Prado v. Barr, No. 17-72914 (9th Cir. 2019)Annotate this Case
The Ninth Circuit denied a petition for review of the BIA's decision denying petitioner's appeal of the IJ's determinations that petitioner was removable and ineligible for asylum. The IJ determined that petitioner's prior California felony conviction for possession of marijuana was an "aggravated felony" and an offense "relating to a controlled substance" that rendered her removable. However, petitioner argued that the conviction was no longer a predicate to removal because it was recalled and reclassified as a misdemeanor under California's Proposition 64.
The panel held that valid state convictions retain their immigration consequences even when modified or expunged for reasons of state public policy. Therefore, the panel agreed with the BIA that petitioner's initial conviction retained its immigration consequences and rendered her removable.

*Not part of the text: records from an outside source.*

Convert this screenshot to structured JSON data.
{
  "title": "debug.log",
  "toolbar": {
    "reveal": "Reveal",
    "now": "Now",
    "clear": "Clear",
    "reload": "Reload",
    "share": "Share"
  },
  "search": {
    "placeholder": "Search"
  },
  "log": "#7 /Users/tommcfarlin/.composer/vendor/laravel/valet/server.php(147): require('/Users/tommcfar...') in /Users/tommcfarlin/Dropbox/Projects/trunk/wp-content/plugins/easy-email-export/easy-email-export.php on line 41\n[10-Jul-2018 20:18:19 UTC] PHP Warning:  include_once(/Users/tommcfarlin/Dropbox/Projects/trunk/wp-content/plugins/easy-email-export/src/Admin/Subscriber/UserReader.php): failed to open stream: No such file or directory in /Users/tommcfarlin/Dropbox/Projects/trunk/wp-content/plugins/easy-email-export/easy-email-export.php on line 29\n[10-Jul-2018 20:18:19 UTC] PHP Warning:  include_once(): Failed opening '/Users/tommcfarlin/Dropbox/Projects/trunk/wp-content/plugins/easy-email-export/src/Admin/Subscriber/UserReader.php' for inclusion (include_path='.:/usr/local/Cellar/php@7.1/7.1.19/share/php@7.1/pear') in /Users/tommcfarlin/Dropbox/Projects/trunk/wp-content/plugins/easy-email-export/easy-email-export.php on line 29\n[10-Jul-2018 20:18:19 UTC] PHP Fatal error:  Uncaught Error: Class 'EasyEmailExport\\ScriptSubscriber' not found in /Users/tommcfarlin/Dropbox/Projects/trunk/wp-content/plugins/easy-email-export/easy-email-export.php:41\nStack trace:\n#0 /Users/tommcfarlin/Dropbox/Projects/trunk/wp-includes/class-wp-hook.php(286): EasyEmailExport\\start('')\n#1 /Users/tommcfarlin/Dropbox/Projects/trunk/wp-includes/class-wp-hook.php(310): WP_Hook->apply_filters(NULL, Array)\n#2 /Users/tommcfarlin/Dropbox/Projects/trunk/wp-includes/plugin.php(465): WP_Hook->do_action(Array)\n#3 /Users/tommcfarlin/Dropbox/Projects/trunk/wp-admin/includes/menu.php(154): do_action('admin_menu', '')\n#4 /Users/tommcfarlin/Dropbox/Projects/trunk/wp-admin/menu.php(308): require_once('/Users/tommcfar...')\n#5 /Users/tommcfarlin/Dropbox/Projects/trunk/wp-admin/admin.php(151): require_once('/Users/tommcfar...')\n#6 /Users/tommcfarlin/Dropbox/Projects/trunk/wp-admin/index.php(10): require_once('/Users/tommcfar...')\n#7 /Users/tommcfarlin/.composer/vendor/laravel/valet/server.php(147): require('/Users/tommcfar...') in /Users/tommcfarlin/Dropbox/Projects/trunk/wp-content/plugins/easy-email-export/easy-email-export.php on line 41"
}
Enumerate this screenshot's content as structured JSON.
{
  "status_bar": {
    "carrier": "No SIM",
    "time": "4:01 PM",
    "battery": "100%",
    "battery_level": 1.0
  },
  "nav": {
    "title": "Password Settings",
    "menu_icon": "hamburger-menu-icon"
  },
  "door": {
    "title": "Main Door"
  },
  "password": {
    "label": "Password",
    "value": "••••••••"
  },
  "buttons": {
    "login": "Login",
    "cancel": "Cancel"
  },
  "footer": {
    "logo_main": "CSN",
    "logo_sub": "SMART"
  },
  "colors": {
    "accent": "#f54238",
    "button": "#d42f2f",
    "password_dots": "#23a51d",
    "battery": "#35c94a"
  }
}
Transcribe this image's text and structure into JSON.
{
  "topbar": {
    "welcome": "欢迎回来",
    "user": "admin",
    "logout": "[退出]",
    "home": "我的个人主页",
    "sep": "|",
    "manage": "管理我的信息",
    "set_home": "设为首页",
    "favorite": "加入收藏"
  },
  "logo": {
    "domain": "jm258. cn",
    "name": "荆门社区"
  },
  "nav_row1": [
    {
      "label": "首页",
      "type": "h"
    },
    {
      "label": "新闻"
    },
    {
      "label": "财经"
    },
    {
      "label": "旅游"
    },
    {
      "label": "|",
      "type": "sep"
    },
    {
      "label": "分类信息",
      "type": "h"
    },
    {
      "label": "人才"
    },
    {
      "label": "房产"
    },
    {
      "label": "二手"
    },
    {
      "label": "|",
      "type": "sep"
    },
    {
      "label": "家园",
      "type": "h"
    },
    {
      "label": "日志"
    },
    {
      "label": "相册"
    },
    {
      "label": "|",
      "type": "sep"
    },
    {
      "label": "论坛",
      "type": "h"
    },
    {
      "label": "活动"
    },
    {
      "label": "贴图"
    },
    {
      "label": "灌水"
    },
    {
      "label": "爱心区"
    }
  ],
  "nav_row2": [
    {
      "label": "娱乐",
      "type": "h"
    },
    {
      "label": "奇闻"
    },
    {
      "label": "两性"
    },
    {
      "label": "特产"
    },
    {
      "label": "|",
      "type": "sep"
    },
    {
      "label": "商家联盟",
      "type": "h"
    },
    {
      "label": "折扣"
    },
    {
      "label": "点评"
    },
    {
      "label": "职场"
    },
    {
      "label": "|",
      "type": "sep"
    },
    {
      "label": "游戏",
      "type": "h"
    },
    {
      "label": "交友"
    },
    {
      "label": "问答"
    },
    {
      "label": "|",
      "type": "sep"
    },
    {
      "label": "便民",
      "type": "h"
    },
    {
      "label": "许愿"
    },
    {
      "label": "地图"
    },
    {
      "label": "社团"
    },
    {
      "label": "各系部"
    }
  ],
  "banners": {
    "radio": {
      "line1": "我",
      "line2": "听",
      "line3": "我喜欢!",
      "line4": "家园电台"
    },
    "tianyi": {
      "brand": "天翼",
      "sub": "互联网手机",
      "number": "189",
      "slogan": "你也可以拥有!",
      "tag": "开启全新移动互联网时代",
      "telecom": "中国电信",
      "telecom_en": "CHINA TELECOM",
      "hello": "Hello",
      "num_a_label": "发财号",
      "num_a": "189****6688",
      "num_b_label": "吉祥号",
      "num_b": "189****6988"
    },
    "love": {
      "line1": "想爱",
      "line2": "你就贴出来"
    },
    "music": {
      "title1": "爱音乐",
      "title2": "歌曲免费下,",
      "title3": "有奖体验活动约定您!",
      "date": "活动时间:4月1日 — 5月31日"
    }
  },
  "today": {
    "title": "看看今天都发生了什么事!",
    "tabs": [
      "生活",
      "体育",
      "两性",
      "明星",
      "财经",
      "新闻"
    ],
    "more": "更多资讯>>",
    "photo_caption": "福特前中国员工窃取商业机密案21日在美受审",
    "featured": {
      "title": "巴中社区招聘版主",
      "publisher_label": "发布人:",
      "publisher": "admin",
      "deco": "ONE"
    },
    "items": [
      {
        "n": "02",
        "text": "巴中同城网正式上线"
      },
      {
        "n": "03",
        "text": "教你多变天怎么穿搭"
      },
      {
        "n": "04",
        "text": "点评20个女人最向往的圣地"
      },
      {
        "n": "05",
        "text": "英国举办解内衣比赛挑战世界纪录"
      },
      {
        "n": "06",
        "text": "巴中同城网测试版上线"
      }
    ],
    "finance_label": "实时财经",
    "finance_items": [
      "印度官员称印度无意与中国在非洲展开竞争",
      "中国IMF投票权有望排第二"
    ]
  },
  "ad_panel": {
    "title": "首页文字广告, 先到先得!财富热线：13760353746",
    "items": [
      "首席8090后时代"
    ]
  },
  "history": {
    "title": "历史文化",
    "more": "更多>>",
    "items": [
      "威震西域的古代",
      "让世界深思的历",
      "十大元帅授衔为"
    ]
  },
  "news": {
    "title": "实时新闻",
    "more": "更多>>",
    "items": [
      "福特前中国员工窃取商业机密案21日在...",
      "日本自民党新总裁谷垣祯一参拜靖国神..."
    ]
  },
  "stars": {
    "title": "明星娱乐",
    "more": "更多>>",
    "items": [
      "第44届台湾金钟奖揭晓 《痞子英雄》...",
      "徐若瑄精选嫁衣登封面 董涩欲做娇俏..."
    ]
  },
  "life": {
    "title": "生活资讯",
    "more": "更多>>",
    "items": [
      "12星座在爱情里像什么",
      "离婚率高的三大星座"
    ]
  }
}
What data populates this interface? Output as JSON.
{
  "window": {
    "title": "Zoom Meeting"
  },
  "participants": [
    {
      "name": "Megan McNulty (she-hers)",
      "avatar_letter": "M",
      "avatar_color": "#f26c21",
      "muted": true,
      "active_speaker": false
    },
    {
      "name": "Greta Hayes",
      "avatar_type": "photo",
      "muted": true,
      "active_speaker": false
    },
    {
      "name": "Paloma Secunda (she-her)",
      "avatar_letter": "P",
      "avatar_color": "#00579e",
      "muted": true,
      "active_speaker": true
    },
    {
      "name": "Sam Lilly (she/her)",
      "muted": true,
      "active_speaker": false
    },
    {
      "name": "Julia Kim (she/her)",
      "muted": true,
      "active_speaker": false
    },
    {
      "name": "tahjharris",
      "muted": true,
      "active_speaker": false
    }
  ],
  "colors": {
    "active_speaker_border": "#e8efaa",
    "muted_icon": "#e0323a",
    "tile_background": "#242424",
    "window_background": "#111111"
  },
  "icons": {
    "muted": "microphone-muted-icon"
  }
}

Court Description: Immigration. Denying Claudia Prado’s petition for review of a decision of the Board of Immigration Appeals, the panel concluded that Prado’s felony conviction for Possession of Marijuana for Sale under California Health & Safety Code § 11359 made her removable even though the conviction had been recalled and reclassified as a misdemeanor under California’s Proposition 64. Based on her conviction, the Department of Homeland Security charged Prado as removable for: (1) committing an offense relating to a controlled substance; and (2) committing an aggravated felony, illicit trafficking in a controlled substance. While her removal charges were pending, Prado applied to the Superior Court of California to have her conviction reduced to a misdemeanor under California’s Proposition 64, the Control, Regulate, and Tax Adult Use of Marijuana Act (the “Act”), which permits individuals who have completed their sentences under various statutes to have their felony convictions “redesignated” as misdemeanors. The state court granted Prado’s application, but the immigration judge and BIA found Prado removable as charged and denied relief from removal.
The court issued a subsequent related opinion or order on February 3, 2020.